Verdict: No way. Codie and Codette are the most complex parts of the design and it would likely take us at least 3 days to rebuild them.
Find the “path of least resistance” vertically through the design and cut out 40mm from that section.
Verdict: So this was the chosen solution. We found two paths through the design which would only require minimal moves to clear the path, and we could then cut the required space out there to make the design fit.
The red sections above denote what we cut out — each vertical red section is 4px wide (20mm) so removing them both will result in 8px (40mm) being cut and the design fitting correctly.
The most affected part of the design was the banner at the top, and we had to move the banner parts on the outside of the cuts to make way. This took four people around 4 hours to complete — much easier than moving Codie and Codette.
Parts of the design which were not affected by the cut (such as the Snow Centre, Python, WWDC, SWIFTC, etc.) required no changes or movement.
It’s also worthwhile noting that both cut paths are symmetrical and mirror each other, reducing the noticeability of those tiles being slightly smaller than the others.
It was mentioned above that the wall was also 5mm too high. This was easy to fix, as we could just cut 5mm (3 studs/px) off the top of the wall where there was plenty of margin.
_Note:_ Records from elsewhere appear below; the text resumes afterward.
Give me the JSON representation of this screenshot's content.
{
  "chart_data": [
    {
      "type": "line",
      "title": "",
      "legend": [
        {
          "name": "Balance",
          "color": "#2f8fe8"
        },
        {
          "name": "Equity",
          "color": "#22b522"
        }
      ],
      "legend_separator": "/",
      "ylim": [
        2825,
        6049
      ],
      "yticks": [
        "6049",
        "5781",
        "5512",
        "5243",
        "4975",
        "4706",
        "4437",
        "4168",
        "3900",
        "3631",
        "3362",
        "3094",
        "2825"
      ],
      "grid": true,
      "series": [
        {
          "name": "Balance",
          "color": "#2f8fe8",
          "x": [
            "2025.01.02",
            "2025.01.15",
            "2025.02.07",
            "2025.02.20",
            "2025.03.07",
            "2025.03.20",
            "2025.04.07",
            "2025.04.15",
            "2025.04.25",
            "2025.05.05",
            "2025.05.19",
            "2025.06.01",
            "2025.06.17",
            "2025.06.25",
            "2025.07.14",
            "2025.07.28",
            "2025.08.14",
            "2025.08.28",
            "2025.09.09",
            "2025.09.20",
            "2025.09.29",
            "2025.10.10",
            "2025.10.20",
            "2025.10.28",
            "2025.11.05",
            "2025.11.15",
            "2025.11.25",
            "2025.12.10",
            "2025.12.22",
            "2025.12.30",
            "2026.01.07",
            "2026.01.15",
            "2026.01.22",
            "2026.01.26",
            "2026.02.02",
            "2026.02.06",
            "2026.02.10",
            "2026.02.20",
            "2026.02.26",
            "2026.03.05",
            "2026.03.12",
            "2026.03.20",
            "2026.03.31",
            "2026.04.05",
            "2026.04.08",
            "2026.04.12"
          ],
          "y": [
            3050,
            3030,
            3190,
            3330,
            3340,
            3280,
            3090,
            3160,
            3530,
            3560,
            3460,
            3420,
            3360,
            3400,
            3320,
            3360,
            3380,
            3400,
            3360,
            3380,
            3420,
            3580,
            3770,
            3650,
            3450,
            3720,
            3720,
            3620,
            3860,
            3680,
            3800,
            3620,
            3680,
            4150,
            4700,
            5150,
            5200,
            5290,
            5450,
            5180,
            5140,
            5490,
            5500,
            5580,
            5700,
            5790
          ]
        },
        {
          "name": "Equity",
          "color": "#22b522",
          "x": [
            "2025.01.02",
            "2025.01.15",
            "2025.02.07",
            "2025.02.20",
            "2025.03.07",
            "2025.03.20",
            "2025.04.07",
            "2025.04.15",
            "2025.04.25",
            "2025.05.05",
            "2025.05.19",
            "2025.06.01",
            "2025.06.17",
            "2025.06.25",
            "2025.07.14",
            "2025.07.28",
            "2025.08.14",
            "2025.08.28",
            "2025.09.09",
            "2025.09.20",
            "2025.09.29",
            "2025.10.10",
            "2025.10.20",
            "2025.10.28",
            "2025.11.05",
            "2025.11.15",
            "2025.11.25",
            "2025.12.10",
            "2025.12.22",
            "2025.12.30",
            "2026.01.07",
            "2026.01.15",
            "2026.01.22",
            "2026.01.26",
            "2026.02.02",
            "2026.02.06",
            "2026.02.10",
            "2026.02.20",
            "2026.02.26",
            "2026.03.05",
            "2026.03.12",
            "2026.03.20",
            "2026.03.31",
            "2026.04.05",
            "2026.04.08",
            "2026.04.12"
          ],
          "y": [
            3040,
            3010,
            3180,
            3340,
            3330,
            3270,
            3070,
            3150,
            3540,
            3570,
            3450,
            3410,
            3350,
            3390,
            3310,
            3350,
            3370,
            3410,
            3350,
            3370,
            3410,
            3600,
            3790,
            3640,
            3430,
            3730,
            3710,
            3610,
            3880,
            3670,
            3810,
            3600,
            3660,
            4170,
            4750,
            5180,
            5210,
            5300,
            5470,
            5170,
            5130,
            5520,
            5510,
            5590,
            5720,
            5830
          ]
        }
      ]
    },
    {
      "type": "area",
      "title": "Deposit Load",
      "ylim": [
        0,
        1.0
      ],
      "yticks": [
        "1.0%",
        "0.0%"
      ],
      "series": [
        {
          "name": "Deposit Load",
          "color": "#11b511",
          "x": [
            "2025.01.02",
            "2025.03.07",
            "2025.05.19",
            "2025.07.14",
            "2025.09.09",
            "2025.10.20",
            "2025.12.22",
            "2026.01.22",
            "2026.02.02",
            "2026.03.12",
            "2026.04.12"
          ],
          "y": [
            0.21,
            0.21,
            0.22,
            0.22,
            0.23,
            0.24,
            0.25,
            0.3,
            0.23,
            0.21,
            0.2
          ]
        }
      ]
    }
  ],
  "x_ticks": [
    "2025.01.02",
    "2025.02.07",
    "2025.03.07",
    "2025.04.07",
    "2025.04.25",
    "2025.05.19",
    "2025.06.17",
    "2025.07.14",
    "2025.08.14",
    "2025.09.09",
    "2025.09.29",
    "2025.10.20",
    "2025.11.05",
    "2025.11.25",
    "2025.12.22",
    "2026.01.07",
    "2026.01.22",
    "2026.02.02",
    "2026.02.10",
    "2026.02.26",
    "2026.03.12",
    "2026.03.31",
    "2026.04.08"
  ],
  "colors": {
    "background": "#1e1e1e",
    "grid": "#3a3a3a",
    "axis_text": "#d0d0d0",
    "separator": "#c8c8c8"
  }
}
No need for design changes or moves.
Cutting the Tiles
We thought that attacking the tiles with a hacksaw might not produce a particularly accurate or smooth result, so I gave our Head of Art, Design, and Technology a call (who is good friend of the Code Cadets) and he was happy to help out and run the tiles through their laser cutter.
However, laser cutters and foam generally don’t mix well (fire hazard). So before running the tiles through the laser cutter we had to remove the adhesive foam from the section of the tiles to be cut.
We discovered after a while that it was easier to just remove a thin strip underneath where the tile will be cut with the laser (along with a few mm margin, to account for variance of the laser). The foam adhesive is stuck pretty well onto the back of the tiles, but you can get it off with a bit of coercion.
Once that was all done, off to the laser cutter:
Following the laser cutting the tiles were ready to be installed on the wall.
We made the decision to start the installation in the top left-hand corner as there was a straight concrete pillar running down that side of the wall which could be used to align the tiles.
We did find that there was a bit of variance in the cutting of the tiles on the laser cutter, most likely due to minor differences in how we positioned in the tile in the laser cutter. As a result, some tiles were slightly (0.5–1mm) out of alignment. Unfortunately, when this kind of thing happens a few times the effect of the tiles adds up and the problem grows and grows until the tiles further down the wall are very out of alignment.
To address this issue we had to sand the edges of several tiles to get them back into line:
We also used some blocks from the Brik Structure Kits to ensure that the tiles were aligning correctly:
…and after a few hours, the final tile went into place:
We then went back over every tile and made sure they were securely pressed onto the wall. During construction we only lightly pressed the tiles onto the wall, in case they had to be removed and repositioned. Now we want to make sure they definitely say in place!
Damian and Sam also made sure that all the bricks were nice and straight.
using the multi-functional Brik removal tool.
And we are pretty happy with the result:
We recorded a time lapse of the wall construction:
We are very excited to have the Brik Wall ready for the beginning of the 2017 school year. This year also marks the introduction of co-education into the Canberra Grammar Senior School, and we could think of no better way to introduce Codette to the School — with her debut appearance on the Brik Wall.
The reaction to the wall has already been overwhelmingly positive:
Thanks to our Brik Builders from the Code Cadets: Robin, Jack, Sam, and Damian, along with others who helped in various parts of the project including Steve, Jas, and Ella.